Exercise instructions - Every line of the material that mentions the word "IntegratedWebLogicServer" should be copied out.

Information provided -
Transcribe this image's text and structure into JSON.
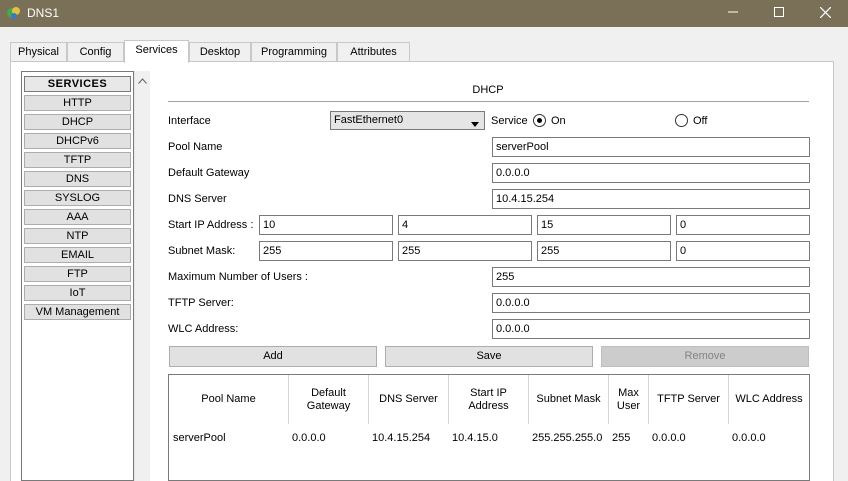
{
  "window": {
    "title": "DNS1"
  },
  "tabs": [
    {
      "label": "Physical"
    },
    {
      "label": "Config"
    },
    {
      "label": "Services"
    },
    {
      "label": "Desktop"
    },
    {
      "label": "Programming"
    },
    {
      "label": "Attributes"
    }
  ],
  "sidebar": {
    "header": "SERVICES",
    "items": [
      "HTTP",
      "DHCP",
      "DHCPv6",
      "TFTP",
      "DNS",
      "SYSLOG",
      "AAA",
      "NTP",
      "EMAIL",
      "FTP",
      "IoT",
      "VM Management"
    ]
  },
  "dhcp": {
    "title": "DHCP",
    "interface_label": "Interface",
    "interface_value": "FastEthernet0",
    "service_label": "Service",
    "on_label": "On",
    "off_label": "Off",
    "service_state": "On",
    "pool_name_label": "Pool Name",
    "pool_name": "serverPool",
    "gateway_label": "Default Gateway",
    "gateway": "0.0.0.0",
    "dns_label": "DNS Server",
    "dns": "10.4.15.254",
    "start_ip_label": "Start IP Address :",
    "start_ip": [
      "10",
      "4",
      "15",
      "0"
    ],
    "mask_label": "Subnet Mask:",
    "mask": [
      "255",
      "255",
      "255",
      "0"
    ],
    "max_users_label": "Maximum Number of Users :",
    "max_users": "255",
    "tftp_label": "TFTP Server:",
    "tftp": "0.0.0.0",
    "wlc_label": "WLC Address:",
    "wlc": "0.0.0.0"
  },
  "actions": {
    "add": "Add",
    "save": "Save",
    "remove": "Remove"
  },
  "table": {
    "columns": [
      "Pool Name",
      "Default Gateway",
      "DNS Server",
      "Start IP Address",
      "Subnet Mask",
      "Max User",
      "TFTP Server",
      "WLC Address"
    ],
    "rows": [
      [
        "serverPool",
        "0.0.0.0",
        "10.4.15.254",
        "10.4.15.0",
        "255.255.255.0",
        "255",
        "0.0.0.0",
        "0.0.0.0"
      ]
    ]
  },
  "colors": {
    "titlebar": "#7a7058",
    "disabled_button": "#cccccc"
  },
  "icons": [
    "app-icon",
    "minimize-icon",
    "maximize-icon",
    "close-icon",
    "chevron-down-icon",
    "scroll-up-icon"
  ]
}
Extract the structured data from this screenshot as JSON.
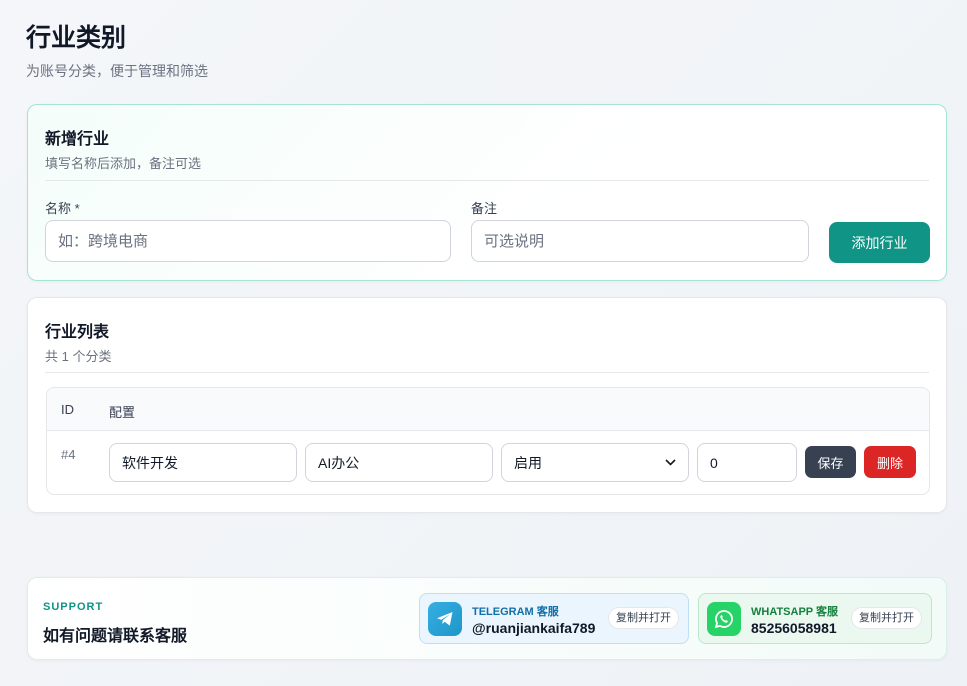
{
  "header": {
    "title": "行业类别",
    "subtitle": "为账号分类，便于管理和筛选"
  },
  "add_form": {
    "title": "新增行业",
    "subtitle": "填写名称后添加，备注可选",
    "name_label": "名称 *",
    "name_placeholder": "如：跨境电商",
    "note_label": "备注",
    "note_placeholder": "可选说明",
    "submit_label": "添加行业"
  },
  "list": {
    "title": "行业列表",
    "count_text": "共 1 个分类",
    "columns": [
      "ID",
      "配置"
    ],
    "rows": [
      {
        "id": "#4",
        "name": "软件开发",
        "note": "AI办公",
        "status": "启用",
        "sort": "0",
        "save_label": "保存",
        "delete_label": "删除"
      }
    ]
  },
  "support": {
    "eyebrow": "SUPPORT",
    "title": "如有问题请联系客服",
    "contacts": [
      {
        "label": "TELEGRAM 客服",
        "value": "@ruanjiankaifa789",
        "action": "复制并打开",
        "icon": "telegram-icon"
      },
      {
        "label": "WHATSAPP 客服",
        "value": "85256058981",
        "action": "复制并打开",
        "icon": "whatsapp-icon"
      }
    ]
  },
  "colors": {
    "primary": "#0f9486",
    "danger": "#dc2626",
    "dark_button": "#374151",
    "telegram": "#2aa3d8",
    "whatsapp": "#25d366"
  }
}
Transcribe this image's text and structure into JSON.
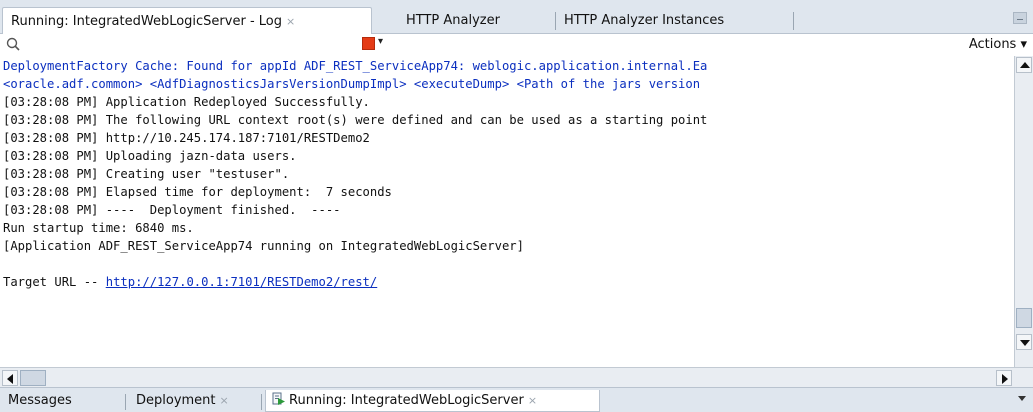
{
  "tabs": [
    {
      "label": "Running: IntegratedWebLogicServer - Log",
      "close": "×"
    },
    {
      "label": "HTTP Analyzer"
    },
    {
      "label": "HTTP Analyzer Instances"
    }
  ],
  "toolbar": {
    "search_value": "",
    "actions_label": "Actions ▾",
    "stop_dropdown": "▾"
  },
  "log": {
    "lines": [
      "DeploymentFactory Cache: Found for appId ADF_REST_ServiceApp74: weblogic.application.internal.Ea",
      "<oracle.adf.common> <AdfDiagnosticsJarsVersionDumpImpl> <executeDump> <Path of the jars version",
      "[03:28:08 PM] Application Redeployed Successfully.",
      "[03:28:08 PM] The following URL context root(s) were defined and can be used as a starting point",
      "[03:28:08 PM] http://10.245.174.187:7101/RESTDemo2",
      "[03:28:08 PM] Uploading jazn-data users.",
      "[03:28:08 PM] Creating user \"testuser\".",
      "[03:28:08 PM] Elapsed time for deployment:  7 seconds",
      "[03:28:08 PM] ----  Deployment finished.  ----",
      "Run startup time: 6840 ms.",
      "[Application ADF_REST_ServiceApp74 running on IntegratedWebLogicServer]",
      ""
    ],
    "target_prefix": "Target URL -- ",
    "target_url": "http://127.0.0.1:7101/RESTDemo2/rest/"
  },
  "bottom_tabs": [
    {
      "label": "Messages"
    },
    {
      "label": "Deployment",
      "close": "×"
    },
    {
      "label": "Running: IntegratedWebLogicServer",
      "close": "×"
    }
  ],
  "colors": {
    "log_blue": "#0b2fbf",
    "stop_red": "#e43b16"
  }
}
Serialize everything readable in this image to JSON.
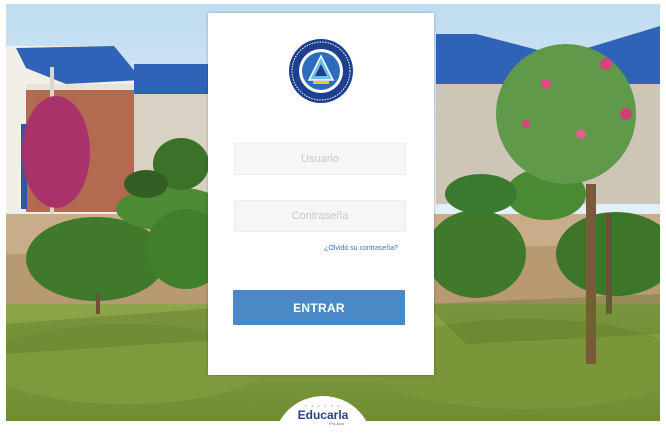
{
  "login": {
    "username_placeholder": "Usuario",
    "password_placeholder": "Contraseña",
    "forgot_password_link": "¿Olvidó su contraseña?",
    "submit_label": "ENTRAR"
  },
  "brand": {
    "name": "Educarla",
    "tagline": "Pro-Ana"
  },
  "colors": {
    "primary_button": "#4a88c6",
    "link": "#3f79b5",
    "card_background": "#ffffff",
    "seal_ring": "#1e3f8f",
    "brand_text": "#2a3f8a"
  },
  "icons": {
    "seal": "institution-seal-icon"
  }
}
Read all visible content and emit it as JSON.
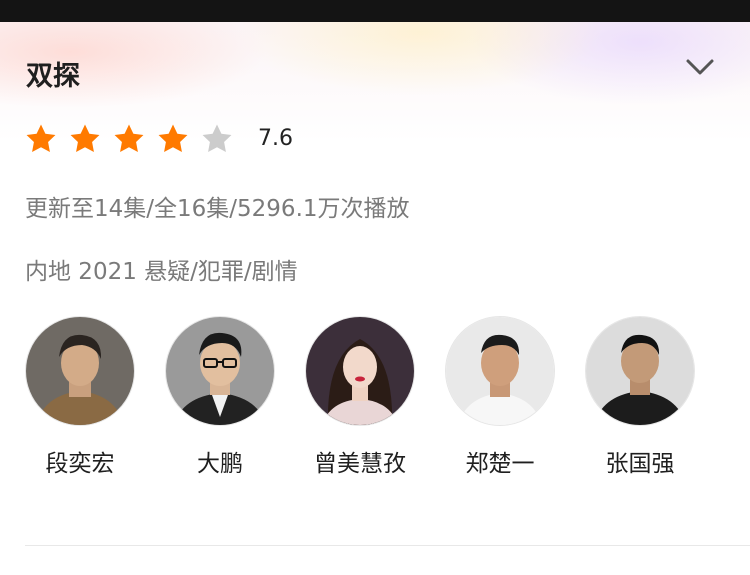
{
  "show": {
    "title": "双探",
    "rating": "7.6",
    "rating_stars": 4,
    "rating_stars_max": 5,
    "episodes_views": "更新至14集/全16集/5296.1万次播放",
    "region_year_genres": "内地 2021 悬疑/犯罪/剧情"
  },
  "colors": {
    "star_filled": "#ff7a00",
    "star_empty": "#cccccc",
    "meta_text": "#7a7a7a"
  },
  "icons": {
    "expand": "chevron-down-icon",
    "star": "star-icon"
  },
  "cast": [
    {
      "name": "段奕宏"
    },
    {
      "name": "大鹏"
    },
    {
      "name": "曾美慧孜"
    },
    {
      "name": "郑楚一"
    },
    {
      "name": "张国强"
    }
  ]
}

Exercise solution -
      "label": "Running: IntegratedWebLogicServer - Log",
      "[Application ADF_REST_ServiceApp74 running on IntegratedWebLogicServer]",
      "label": "Running: IntegratedWebLogicServer",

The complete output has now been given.